//    a - b
// }

let a = 1;
let b = 2;
let ans = exec!(th, async move || {
    let c = sub(a, b).await;

assert_eq!(ans, JsValue::from(-1));

Executing JavaScript in a thread

Using the exec_js! macro, you can execute JavaScript within a thread:

let ans = exec_js!(th, "
    const add = (a, b) => a + b;
    return add(1, 2);
assert_eq!(ans, JsValue::from(3));

Similarly, use exec_js_async! for running asynchronous JavaScript:

let ans = exec_js_async!(th, "
    const sub = (a, b) => new Promise(resolve => {
        setTimeout(() => resolve(a - b), 1000);
    return await sub(1, 2);
assert_eq!(ans, JsValue::from(-1));

Making executors

By using wasm_mt:Thread, you can easily create custom executors. One such example is the wasm-mt-pool crate.

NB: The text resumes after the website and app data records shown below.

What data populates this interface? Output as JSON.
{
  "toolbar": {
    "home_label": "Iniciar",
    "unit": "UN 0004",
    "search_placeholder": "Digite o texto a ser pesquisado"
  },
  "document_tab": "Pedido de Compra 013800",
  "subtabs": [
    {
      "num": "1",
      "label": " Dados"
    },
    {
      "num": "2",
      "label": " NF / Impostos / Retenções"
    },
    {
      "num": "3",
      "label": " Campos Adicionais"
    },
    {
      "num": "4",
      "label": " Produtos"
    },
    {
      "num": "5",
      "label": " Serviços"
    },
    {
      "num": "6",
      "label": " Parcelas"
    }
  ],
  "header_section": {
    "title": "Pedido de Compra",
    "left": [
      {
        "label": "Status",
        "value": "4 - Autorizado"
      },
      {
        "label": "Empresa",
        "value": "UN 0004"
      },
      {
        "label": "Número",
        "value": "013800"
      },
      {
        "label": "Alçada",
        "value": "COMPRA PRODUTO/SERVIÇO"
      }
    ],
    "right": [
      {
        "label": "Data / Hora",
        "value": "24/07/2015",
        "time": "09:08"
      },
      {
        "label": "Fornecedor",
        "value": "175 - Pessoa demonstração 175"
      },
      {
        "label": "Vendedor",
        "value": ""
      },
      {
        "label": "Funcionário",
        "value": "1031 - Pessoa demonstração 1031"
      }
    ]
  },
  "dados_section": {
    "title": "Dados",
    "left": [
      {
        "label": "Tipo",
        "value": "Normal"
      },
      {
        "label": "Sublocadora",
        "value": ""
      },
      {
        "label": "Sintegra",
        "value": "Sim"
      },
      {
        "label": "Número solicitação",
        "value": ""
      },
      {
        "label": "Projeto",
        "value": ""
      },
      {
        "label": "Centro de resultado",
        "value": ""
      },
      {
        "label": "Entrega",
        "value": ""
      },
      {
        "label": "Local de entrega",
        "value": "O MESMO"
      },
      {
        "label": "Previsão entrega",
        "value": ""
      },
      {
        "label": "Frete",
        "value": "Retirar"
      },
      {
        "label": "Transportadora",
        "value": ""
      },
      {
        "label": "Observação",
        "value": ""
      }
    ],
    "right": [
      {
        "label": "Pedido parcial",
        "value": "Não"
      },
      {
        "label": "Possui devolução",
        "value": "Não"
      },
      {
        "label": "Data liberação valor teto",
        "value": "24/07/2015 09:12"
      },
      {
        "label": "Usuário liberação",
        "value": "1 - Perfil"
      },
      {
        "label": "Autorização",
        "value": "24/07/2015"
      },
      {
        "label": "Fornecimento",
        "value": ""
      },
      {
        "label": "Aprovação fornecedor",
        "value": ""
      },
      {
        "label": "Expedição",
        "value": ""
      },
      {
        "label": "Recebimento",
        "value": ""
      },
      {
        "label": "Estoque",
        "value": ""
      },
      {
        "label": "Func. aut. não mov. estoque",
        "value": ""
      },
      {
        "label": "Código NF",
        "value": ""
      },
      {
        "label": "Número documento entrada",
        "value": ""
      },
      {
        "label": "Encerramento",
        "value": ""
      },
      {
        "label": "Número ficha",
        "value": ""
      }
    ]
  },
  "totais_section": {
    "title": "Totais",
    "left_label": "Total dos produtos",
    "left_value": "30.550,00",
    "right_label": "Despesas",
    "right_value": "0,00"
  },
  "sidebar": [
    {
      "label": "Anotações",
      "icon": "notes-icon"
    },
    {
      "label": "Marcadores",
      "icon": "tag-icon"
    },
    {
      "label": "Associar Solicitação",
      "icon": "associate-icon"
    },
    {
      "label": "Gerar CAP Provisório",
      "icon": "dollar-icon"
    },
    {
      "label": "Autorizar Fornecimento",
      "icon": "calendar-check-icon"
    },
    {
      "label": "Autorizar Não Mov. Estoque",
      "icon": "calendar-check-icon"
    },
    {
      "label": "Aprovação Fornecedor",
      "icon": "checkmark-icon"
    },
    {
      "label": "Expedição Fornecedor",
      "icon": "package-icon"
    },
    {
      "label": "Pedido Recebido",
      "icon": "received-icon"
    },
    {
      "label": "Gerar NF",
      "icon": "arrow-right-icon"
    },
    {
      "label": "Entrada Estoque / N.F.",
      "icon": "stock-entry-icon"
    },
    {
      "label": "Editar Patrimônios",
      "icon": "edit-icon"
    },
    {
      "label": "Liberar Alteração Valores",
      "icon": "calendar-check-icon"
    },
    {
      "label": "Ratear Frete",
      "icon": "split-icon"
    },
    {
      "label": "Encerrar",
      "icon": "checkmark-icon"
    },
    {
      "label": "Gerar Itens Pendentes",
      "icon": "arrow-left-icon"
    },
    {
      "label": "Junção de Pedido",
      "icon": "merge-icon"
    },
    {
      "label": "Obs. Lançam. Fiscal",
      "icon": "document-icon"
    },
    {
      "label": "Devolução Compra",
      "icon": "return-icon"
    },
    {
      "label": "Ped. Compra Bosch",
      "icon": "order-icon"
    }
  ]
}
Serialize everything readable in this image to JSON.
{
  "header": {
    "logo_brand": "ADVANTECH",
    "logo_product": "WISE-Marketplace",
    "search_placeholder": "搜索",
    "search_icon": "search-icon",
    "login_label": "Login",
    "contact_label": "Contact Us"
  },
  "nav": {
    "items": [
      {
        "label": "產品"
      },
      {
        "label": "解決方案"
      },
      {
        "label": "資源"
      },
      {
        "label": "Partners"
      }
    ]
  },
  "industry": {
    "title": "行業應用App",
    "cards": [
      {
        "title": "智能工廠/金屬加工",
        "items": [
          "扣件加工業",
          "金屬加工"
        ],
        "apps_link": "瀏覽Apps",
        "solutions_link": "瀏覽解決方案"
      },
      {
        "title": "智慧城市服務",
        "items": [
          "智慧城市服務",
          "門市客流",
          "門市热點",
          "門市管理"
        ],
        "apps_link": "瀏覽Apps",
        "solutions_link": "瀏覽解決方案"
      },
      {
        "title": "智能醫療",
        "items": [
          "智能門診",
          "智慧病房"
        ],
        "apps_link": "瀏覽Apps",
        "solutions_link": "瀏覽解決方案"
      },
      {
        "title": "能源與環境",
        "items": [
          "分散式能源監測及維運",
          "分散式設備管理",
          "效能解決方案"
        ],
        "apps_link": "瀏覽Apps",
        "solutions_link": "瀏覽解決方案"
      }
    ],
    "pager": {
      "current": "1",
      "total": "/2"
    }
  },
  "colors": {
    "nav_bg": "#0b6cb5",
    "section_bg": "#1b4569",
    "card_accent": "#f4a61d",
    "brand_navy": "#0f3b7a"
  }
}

It provides a thread pool that is based on the work stealing scheduling strategy.

Here, for simplicity, we show the implementation of much more straightforward executors: a serial executor and a parallel executor.

First, prepare a Vec<wasm_mt::Thread> containing initialized threads:

let mut v: Vec<wasm_mt::Thread> = vec![];
for i in 0..4 {
    let th = mt.thread().and_init().await?;

Then, here’s the executors in action. Note, in the latter case, we are using wasm_bindgen_futures::spawn_local to dispatch the threads in parallel.

console_ln!("🚀 serial executor:");
for th in &v {
    console_ln!("starting a thread");
    let ans = exec!(th, move || Ok(JsValue::from(42))).await?;
    console_ln!("ans: {:?}", ans);

console_ln!("🚀 parallel executor:");
for th in v {
    spawn_local(async move {
        console_ln!("starting a thread");
        let ans = exec!(th, move || Ok(JsValue::from(42))).await.unwrap();
        console_ln!("ans: {:?}", ans);

Observe the starting/ending timing of each thread in the developer console:

🚀 serial executor:
starting a thread
ans: JsValue(42)
starting a thread
ans: JsValue(42)
starting a thread
ans: JsValue(42)
starting a thread
ans: JsValue(42)
🚀 parallel executor:
(4) starting a thread
(4) ans: JsValue(42)







Trait aliases